— ACTIVITY —
Output the records exactly, every one of them.
::::
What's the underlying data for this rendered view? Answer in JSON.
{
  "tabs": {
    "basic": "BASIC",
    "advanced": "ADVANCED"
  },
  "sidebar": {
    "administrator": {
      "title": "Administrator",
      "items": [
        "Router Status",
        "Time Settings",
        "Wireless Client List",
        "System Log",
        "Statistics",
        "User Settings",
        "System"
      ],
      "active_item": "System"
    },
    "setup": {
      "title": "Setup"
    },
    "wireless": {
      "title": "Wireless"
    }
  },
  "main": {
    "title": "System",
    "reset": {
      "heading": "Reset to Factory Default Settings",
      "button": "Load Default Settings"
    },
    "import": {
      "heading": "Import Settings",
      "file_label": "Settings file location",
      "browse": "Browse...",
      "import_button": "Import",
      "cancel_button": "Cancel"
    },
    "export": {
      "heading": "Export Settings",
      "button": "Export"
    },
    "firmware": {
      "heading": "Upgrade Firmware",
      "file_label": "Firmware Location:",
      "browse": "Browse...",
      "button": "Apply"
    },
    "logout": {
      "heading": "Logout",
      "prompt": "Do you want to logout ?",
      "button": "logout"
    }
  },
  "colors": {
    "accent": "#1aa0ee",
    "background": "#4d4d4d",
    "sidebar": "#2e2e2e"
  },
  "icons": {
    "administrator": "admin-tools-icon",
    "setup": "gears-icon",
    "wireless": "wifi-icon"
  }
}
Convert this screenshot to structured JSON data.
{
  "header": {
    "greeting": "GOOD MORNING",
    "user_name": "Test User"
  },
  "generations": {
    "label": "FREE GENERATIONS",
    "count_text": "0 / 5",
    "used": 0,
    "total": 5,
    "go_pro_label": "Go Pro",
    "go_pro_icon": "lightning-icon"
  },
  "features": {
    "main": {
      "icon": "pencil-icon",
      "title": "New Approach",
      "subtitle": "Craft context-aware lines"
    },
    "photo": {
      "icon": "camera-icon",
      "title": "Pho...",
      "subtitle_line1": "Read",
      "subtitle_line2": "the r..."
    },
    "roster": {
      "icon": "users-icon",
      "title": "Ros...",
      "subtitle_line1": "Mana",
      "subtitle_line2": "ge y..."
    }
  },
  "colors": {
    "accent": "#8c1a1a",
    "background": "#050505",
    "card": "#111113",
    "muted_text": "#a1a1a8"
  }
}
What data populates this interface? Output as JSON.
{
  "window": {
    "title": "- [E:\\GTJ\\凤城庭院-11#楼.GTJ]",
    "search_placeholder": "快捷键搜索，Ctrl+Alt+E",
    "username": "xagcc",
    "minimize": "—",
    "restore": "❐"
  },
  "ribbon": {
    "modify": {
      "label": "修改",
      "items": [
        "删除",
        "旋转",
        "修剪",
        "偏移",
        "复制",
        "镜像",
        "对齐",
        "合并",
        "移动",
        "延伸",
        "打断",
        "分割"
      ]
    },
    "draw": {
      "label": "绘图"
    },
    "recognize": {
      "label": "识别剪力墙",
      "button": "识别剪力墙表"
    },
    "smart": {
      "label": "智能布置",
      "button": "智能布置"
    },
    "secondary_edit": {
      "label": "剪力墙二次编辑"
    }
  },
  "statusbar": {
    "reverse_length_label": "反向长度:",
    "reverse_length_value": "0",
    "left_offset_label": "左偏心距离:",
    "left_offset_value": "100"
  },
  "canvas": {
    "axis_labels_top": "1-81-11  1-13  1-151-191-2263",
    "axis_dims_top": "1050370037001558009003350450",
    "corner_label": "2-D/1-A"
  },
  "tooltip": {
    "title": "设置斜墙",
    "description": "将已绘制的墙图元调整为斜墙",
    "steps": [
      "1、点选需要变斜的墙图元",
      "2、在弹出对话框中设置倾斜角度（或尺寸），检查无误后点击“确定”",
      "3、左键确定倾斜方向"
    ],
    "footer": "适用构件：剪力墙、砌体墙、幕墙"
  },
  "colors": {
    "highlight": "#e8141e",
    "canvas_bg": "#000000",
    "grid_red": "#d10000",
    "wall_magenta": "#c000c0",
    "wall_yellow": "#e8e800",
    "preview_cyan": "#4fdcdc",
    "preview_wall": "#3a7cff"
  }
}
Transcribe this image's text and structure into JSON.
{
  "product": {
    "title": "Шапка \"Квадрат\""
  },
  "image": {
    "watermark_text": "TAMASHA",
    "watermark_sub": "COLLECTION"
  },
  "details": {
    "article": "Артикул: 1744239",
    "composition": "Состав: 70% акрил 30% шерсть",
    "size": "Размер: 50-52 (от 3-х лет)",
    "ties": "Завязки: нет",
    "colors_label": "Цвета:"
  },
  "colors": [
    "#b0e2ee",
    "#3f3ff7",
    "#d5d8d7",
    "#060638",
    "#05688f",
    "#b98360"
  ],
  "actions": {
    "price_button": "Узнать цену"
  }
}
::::
— ANSWER BELOW —
What's the underlying data for this rendered view? Answer in JSON.
{
  "tabs": {
    "basic": "BASIC",
    "advanced": "ADVANCED"
  },
  "sidebar": {
    "administrator": {
      "title": "Administrator",
      "items": [
        "Router Status",
        "Time Settings",
        "Wireless Client List",
        "System Log",
        "Statistics",
        "User Settings",
        "System"
      ],
      "active_item": "System"
    },
    "setup": {
      "title": "Setup"
    },
    "wireless": {
      "title": "Wireless"
    }
  },
  "main": {
    "title": "System",
    "reset": {
      "heading": "Reset to Factory Default Settings",
      "button": "Load Default Settings"
    },
    "import": {
      "heading": "Import Settings",
      "file_label": "Settings file location",
      "browse": "Browse...",
      "import_button": "Import",
      "cancel_button": "Cancel"
    },
    "export": {
      "heading": "Export Settings",
      "button": "Export"
    },
    "firmware": {
      "heading": "Upgrade Firmware",
      "file_label": "Firmware Location:",
      "browse": "Browse...",
      "button": "Apply"
    },
    "logout": {
      "heading": "Logout",
      "prompt": "Do you want to logout ?",
      "button": "logout"
    }
  },
  "colors": {
    "accent": "#1aa0ee",
    "background": "#4d4d4d",
    "sidebar": "#2e2e2e"
  },
  "icons": {
    "administrator": "admin-tools-icon",
    "setup": "gears-icon",
    "wireless": "wifi-icon"
  }
}
Convert this screenshot to structured JSON data.
{
  "header": {
    "greeting": "GOOD MORNING",
    "user_name": "Test User"
  },
  "generations": {
    "label": "FREE GENERATIONS",
    "count_text": "0 / 5",
    "used": 0,
    "total": 5,
    "go_pro_label": "Go Pro",
    "go_pro_icon": "lightning-icon"
  },
  "features": {
    "main": {
      "icon": "pencil-icon",
      "title": "New Approach",
      "subtitle": "Craft context-aware lines"
    },
    "photo": {
      "icon": "camera-icon",
      "title": "Pho...",
      "subtitle_line1": "Read",
      "subtitle_line2": "the r..."
    },
    "roster": {
      "icon": "users-icon",
      "title": "Ros...",
      "subtitle_line1": "Mana",
      "subtitle_line2": "ge y..."
    }
  },
  "colors": {
    "accent": "#8c1a1a",
    "background": "#050505",
    "card": "#111113",
    "muted_text": "#a1a1a8"
  }
}
What data populates this interface? Output as JSON.
{
  "window": {
    "title": "- [E:\\GTJ\\凤城庭院-11#楼.GTJ]",
    "search_placeholder": "快捷键搜索，Ctrl+Alt+E",
    "username": "xagcc",
    "minimize": "—",
    "restore": "❐"
  },
  "ribbon": {
    "modify": {
      "label": "修改",
      "items": [
        "删除",
        "旋转",
        "修剪",
        "偏移",
        "复制",
        "镜像",
        "对齐",
        "合并",
        "移动",
        "延伸",
        "打断",
        "分割"
      ]
    },
    "draw": {
      "label": "绘图"
    },
    "recognize": {
      "label": "识别剪力墙",
      "button": "识别剪力墙表"
    },
    "smart": {
      "label": "智能布置",
      "button": "智能布置"
    },
    "secondary_edit": {
      "label": "剪力墙二次编辑"
    }
  },
  "statusbar": {
    "reverse_length_label": "反向长度:",
    "reverse_length_value": "0",
    "left_offset_label": "左偏心距离:",
    "left_offset_value": "100"
  },
  "canvas": {
    "axis_labels_top": "1-81-11  1-13  1-151-191-2263",
    "axis_dims_top": "1050370037001558009003350450",
    "corner_label": "2-D/1-A"
  },
  "tooltip": {
    "title": "设置斜墙",
    "description": "将已绘制的墙图元调整为斜墙",
    "steps": [
      "1、点选需要变斜的墙图元",
      "2、在弹出对话框中设置倾斜角度（或尺寸），检查无误后点击“确定”",
      "3、左键确定倾斜方向"
    ],
    "footer": "适用构件：剪力墙、砌体墙、幕墙"
  },
  "colors": {
    "highlight": "#e8141e",
    "canvas_bg": "#000000",
    "grid_red": "#d10000",
    "wall_magenta": "#c000c0",
    "wall_yellow": "#e8e800",
    "preview_cyan": "#4fdcdc",
    "preview_wall": "#3a7cff"
  }
}
Transcribe this image's text and structure into JSON.
{
  "product": {
    "title": "Шапка \"Квадрат\""
  },
  "image": {
    "watermark_text": "TAMASHA",
    "watermark_sub": "COLLECTION"
  },
  "details": {
    "article": "Артикул: 1744239",
    "composition": "Состав: 70% акрил 30% шерсть",
    "size": "Размер: 50-52 (от 3-х лет)",
    "ties": "Завязки: нет",
    "colors_label": "Цвета:"
  },
  "colors": [
    "#b0e2ee",
    "#3f3ff7",
    "#d5d8d7",
    "#060638",
    "#05688f",
    "#b98360"
  ],
  "actions": {
    "price_button": "Узнать цену"
  }
}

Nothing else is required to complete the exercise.